Hi everyone! My name Is Melissa Williamson and I am a Vet Nurse at the Nest Te Kōhanga, Wellington Zoo. My day-to-day job involves treating both native wildlife and Zoo animals providing annual health checks, preventive health treatments, and treatment of injuries and illnesses. This is all achieved with an amazing team of veterinary professionals and our Animal Care team.
I have been fortunate enough to be sent by the Wellington Zoo Conservation Fund to West Africa to assist our conservation partner, the Jane Goodall Institute. I am currently with the Jane Goodall Institute Spain (JGIS) research team with the West African Chimpanzee conservation program, based in Kedougou, Senegal.
I will be based in Dindefelo, at the Fouta Djallon Biological Station, which is the centre for research, conservation and education for the JGIS organisation. This station is dedicated to research of the ecosystem and biodiversity for West Africa, with the main focus being on chimpanzee studies in their forest home, as well as on the human impact that this habitat faces. This goes hand-in-hand with carrying out sustainable development programs to empower local people to achieve food security, gain access to water and manage natural resources sustainably, not only for themselves but also for future generations and the natural environment around them.

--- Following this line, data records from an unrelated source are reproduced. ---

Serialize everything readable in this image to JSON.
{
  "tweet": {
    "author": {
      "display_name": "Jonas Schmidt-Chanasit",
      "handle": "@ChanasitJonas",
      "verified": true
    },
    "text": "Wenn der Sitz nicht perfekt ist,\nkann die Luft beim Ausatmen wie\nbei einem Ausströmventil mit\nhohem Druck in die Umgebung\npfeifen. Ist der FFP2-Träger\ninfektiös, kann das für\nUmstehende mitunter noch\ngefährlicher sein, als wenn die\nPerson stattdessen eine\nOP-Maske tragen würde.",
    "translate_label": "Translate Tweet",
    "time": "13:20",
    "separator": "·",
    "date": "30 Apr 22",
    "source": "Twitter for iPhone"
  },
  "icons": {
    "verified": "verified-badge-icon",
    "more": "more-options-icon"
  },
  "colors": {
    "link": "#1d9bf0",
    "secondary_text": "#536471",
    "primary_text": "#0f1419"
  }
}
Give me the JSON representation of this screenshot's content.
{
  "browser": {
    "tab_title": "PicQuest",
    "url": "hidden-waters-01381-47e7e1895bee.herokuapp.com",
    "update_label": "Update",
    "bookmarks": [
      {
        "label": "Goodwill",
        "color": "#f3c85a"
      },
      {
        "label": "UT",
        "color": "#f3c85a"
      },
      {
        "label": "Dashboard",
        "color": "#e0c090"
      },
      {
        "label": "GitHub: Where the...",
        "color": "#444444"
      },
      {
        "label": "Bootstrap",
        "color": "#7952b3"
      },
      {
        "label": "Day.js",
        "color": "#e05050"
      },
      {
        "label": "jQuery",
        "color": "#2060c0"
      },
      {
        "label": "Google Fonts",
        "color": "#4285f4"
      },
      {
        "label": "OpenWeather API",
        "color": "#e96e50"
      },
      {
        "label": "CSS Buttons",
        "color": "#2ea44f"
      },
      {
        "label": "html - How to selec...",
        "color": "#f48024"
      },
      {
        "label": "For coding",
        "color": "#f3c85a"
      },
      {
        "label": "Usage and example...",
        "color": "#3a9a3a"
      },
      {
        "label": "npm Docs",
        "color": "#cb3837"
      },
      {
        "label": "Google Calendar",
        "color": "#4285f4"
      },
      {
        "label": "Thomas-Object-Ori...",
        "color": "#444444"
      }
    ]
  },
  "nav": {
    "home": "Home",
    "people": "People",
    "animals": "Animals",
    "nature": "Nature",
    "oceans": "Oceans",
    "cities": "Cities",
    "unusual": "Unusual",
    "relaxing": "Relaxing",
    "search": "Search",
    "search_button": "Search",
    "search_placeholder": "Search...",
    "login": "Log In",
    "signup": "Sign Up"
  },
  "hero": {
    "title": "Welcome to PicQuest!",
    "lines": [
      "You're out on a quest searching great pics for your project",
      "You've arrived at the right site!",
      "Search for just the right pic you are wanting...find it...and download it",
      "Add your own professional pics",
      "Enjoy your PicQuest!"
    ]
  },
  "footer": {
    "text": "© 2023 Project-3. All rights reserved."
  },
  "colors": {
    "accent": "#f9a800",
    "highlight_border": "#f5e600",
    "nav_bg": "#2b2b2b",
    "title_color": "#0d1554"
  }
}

JGIS has achieved great things in this region, including opening the Fouta Djallon Biological station in Dindefelo, which is a hub for researchers and students from across the world. They also assisted the local community in a technical advisor role in the formation of the Reserve Naturelle Communautaire de Dindefelo or natural reserve of the Commune of Dindefelo in 2010, which is the first reserve in Senegal where chimpanzee conservation is the main focus.
The Fouta Djallon Biological station is so important as chimpanzees are an endangered species and Senegal is one of the few countries where the critically endangered subspecies Pan troglodytes verus, the West African chimpanzee, can be found in the wild. It is estimated that there is no more than 400-500 of these chimpanzees left in Senegal. This has largely been caused by habitat degradation and destruction, slash and burn methods of land clearing, the growing impact from increasing human population, the threat of zoonotic disease from humans (diseases that can pass between a human and an animal) and the unsustainable removal (deforestation) of trees and their fruits which are food to chimpanzees.
During my time here I will be working for the research team lead by Liliana Pacheco, the director of programs for JGI Spain in Senegal, focusing on ecological surveys, identification and habituation of some of the chimp groups (getting chimps used to certain humans so they can be observed for research or tourism without disturbing them). This might include recording signs such as nests, faeces, food scraps, footprints, broken branches and direct sightings of chimps, their calls and vocalisations, their behaviours including tool use, nesting and reactions to researchers etc.
Today I am heading towards Dindefelo, Senegal on a very busy public bus, for a 14-hour bus trip! When I arrive I will be boarding with a local family in Dindefelo - one of the many ways JGI supports local families. The accommodation is fairly basic, the house has a small thatched roof hut and no electricity or plumbing - but I am ready for the challenge and to really immerse myself in the African culture and land. I am travelling with Federico Bogdanowicz (Executive Director of JGI Spain) who has been working for the organisation for 12 years now! I expect to meet up with Amanda when we arrive who is the Research Department Coordinator with about 5 years experience working in the field.
Talking to Fede (the General Director of JGI Spain) and Lily prior to my arrival to Dindefelo, I cannot help but feel disheartened. The chimpanzee habitat is continuing to decrease and the groups of chimpanzees continue to move between habitats as there is not enough food or water there for them anymore. The traditional slash and burn method of agriculture used by the locals, has all but decimated part of their habitat. These changes are not only affecting animal species, but the local people as well, with the decrease of wild fruit, loss of trees and humidity, soil erosion etc which all adds to the impact of climate change in the area. This is evident with the increasing temperatures, longer dry seasons and less rainfall every year.
The reason for these agricultural methods is largely due to tradition and that is why the food security projects and sensitisation workshops for the local people that JGI provides is so very crucial. Lili tells me of the many programs they run to help local families make the transition. These include environmental education, reforestation, sustainable agriculture, forestry management for food security, and sessions of the world-wide programme - Jane Goodall’s Roots and Shoots, implemented with the local children. They also employ local people for many programmes, in the hope that they can lead the way in implementing these changes in the villages.
Wellington Zoo has a troop of 10 chimpanzees who are amazing ambassadors for their wild counterparts, and I am excited to hopefully observe wild chimpanzee behaviour over the next few weeks and bring back new enrichment ideas for these amazingly intelligent animals.
I am so excited and feel very privileged to be here working with the Jane Goodall Institute team. I have a huge amount of admiration for the work this organisation does both on the ground and through education helping to inspire millions to make a difference around the world.
Stay tuned for my next blog!